When we launched calling in Gmail back in August, we wanted it to be easy and affordable, so we made calls to the U.S. and Canada free for the rest of 2010. In the spirit of holiday giving and to help people keep in touch in the new year, we’re extending free calling for all of 2011.
In case you haven’t tried it yet, dialing a phone number works just like a regular phone. Look for “Call phone” at the top of your Gmail chat list and dial a number or enter a contact’s name.
To learn more, visit gmail.com/call. Calling in Gmail is currently only available to U.S. based Gmail users.
Happy New Year and happy calling!
Permanent link to this article: http://jimstips.com/official-gmail-news/free-calling-in-gmail-extended-through-2011
I use two Gmail accounts: one is my personal account and the other I share with my family (we use it to subscribe to groups like my children’s classroom mailing list). Checking these two different accounts used to mean I had to sign out and back in to Gmail all the time. Not anymore. Instead, I can grant my personal account access to my shared family account and view, organize and send mail on behalf of our shared account.
We’ve offered email delegation for Google Apps accounts for a while — it’s super useful for people who want their assistants to have access to read or respond to mail on their behalf. Now this functionality is available for anyone using Gmail. To grant access to another account, click the Settings link in the top right corner of Gmail.
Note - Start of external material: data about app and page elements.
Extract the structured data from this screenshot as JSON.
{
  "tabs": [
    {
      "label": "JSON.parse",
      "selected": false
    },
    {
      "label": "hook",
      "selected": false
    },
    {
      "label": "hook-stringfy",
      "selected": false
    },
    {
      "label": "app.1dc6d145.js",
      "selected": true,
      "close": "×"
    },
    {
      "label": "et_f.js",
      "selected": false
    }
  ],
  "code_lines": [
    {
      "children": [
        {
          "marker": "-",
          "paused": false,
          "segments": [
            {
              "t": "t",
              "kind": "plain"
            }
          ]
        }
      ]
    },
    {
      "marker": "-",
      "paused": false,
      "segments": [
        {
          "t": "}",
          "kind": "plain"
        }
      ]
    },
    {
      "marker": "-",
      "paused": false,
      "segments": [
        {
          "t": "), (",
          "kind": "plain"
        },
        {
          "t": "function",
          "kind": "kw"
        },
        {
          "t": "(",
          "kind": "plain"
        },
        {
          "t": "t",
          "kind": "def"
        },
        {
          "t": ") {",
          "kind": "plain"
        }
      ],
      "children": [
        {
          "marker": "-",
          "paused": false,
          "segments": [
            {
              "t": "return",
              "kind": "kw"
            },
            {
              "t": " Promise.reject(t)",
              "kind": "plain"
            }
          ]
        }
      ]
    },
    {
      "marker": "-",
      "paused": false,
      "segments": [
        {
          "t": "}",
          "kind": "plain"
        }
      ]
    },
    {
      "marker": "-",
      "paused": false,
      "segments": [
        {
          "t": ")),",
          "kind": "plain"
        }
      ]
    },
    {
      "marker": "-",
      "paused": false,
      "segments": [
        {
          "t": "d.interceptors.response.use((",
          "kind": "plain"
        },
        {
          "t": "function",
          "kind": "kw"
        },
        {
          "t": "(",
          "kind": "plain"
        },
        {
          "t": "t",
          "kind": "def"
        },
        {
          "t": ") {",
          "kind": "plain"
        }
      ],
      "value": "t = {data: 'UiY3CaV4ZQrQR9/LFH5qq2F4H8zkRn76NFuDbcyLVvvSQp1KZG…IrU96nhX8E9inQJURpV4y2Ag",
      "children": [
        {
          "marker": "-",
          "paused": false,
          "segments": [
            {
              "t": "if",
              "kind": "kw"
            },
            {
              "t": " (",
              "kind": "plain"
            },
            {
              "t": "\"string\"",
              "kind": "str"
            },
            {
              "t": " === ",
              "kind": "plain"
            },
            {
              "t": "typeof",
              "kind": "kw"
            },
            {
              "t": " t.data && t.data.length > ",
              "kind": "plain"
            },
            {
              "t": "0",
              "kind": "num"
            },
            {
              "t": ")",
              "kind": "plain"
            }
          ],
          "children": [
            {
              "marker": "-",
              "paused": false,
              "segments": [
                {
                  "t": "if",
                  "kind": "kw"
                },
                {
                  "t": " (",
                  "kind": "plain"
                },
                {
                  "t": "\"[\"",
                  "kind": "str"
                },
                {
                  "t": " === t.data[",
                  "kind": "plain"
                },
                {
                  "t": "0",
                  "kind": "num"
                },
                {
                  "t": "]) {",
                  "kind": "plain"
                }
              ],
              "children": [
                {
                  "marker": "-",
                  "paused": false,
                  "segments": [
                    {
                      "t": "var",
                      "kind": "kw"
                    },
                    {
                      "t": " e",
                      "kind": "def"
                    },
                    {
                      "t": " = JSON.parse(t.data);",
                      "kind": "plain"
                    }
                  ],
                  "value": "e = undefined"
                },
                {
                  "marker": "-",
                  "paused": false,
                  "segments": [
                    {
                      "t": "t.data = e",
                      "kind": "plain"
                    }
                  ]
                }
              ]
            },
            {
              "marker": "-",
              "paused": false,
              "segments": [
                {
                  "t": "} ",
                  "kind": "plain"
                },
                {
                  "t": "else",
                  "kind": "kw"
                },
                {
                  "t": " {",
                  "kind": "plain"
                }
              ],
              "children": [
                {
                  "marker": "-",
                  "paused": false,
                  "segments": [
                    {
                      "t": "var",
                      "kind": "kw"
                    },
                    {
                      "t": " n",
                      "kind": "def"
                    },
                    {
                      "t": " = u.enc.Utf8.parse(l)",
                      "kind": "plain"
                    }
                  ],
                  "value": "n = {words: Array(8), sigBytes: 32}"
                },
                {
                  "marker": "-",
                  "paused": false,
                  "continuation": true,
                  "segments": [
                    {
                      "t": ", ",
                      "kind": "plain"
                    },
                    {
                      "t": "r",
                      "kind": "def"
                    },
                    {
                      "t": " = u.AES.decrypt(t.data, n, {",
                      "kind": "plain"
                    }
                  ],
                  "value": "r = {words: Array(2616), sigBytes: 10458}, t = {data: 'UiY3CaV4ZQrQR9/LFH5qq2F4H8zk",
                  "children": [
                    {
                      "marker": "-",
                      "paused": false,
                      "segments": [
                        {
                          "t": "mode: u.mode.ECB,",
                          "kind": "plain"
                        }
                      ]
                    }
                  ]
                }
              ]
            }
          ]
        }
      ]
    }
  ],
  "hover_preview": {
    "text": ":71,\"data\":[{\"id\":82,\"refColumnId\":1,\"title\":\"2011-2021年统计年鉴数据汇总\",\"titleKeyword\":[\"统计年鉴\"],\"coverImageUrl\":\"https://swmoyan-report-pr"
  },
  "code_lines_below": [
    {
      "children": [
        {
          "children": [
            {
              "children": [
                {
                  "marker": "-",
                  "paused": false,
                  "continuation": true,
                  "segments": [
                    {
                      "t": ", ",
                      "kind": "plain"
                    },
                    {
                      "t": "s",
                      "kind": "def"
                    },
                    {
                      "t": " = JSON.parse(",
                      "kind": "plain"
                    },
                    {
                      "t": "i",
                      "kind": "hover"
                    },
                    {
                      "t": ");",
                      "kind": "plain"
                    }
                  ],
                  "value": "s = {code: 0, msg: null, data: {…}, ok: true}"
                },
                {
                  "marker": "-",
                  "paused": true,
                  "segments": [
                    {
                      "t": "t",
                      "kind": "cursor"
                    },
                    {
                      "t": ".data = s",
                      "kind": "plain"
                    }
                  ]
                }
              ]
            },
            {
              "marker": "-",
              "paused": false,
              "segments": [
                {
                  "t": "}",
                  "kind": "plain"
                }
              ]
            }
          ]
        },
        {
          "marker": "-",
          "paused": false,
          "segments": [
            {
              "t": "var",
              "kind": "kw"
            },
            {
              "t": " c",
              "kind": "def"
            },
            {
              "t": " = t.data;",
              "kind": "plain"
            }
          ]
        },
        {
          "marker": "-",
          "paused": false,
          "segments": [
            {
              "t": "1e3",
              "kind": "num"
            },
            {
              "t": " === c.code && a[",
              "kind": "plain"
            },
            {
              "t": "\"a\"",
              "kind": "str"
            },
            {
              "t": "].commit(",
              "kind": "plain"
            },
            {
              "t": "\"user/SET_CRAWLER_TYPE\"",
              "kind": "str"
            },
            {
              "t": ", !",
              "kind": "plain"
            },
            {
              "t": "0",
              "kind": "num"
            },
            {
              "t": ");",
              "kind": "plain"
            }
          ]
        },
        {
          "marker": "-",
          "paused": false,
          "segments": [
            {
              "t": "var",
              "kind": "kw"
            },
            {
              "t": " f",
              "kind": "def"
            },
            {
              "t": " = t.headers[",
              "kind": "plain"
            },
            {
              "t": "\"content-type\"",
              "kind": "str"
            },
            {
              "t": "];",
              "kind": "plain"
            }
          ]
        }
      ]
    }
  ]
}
On the “Accounts” tab, you’ll see a new section where you can “Grant access to your account.” For example, below we’ve given email@example.com access to the firstname.lastname@example.org account.
The account you add will get a verification email with links to accept or deny access. Once the account accepts and you’ve refreshed your browser or logged in and out again, you’ll see a small down arrow beside the email address at the top right corner of Gmail which can be used to toggle between accounts — in this case email@example.com and firstname.lastname@example.org.
Each account will open in a different browser tab or window so you can view both accounts simultaneously, all while signed into your primary account. When you send a message from email@example.com while signed in as firstname.lastname@example.org, it will appear as being sent by email@example.com on behalf of firstname.lastname@example.org.
Permanent link to this article: http://jimstips.com/official-gmail-news/email-delegation-granting-access-to-your-gmail-account
There are many times in life when a do-over can come in handy. Perhaps you clicked “Send” on an email that was better left unsaid, or “Delete” on a contact before realizing you still needed it. Just like Gmail lets you unsend a message, you can now have a second chance with your contacts too.
We’ve added a new feature to Google Contacts that allows you to revert your contact list and undo any mistakes made up to 30 days in the past. Let’s say you accidentally deleted a bunch of contacts or wiped the contact data from your Gmail account by mistake while syncing to another device. Visit Gmail’s Contacts section, select “Restore contacts” in the “More actions” menu, and choose the time you would like to revert to.
Your contacts will be restored to exactly the same state they were in at that time — any contacts that didn’t exist then will be deleted and any that have since been added will be deleted. Don’t worry, you can always undo this change by restoring again if you didn’t get the time right.
Permanent link to this article: http://jimstips.com/official-gmail-news/restore-your-contacts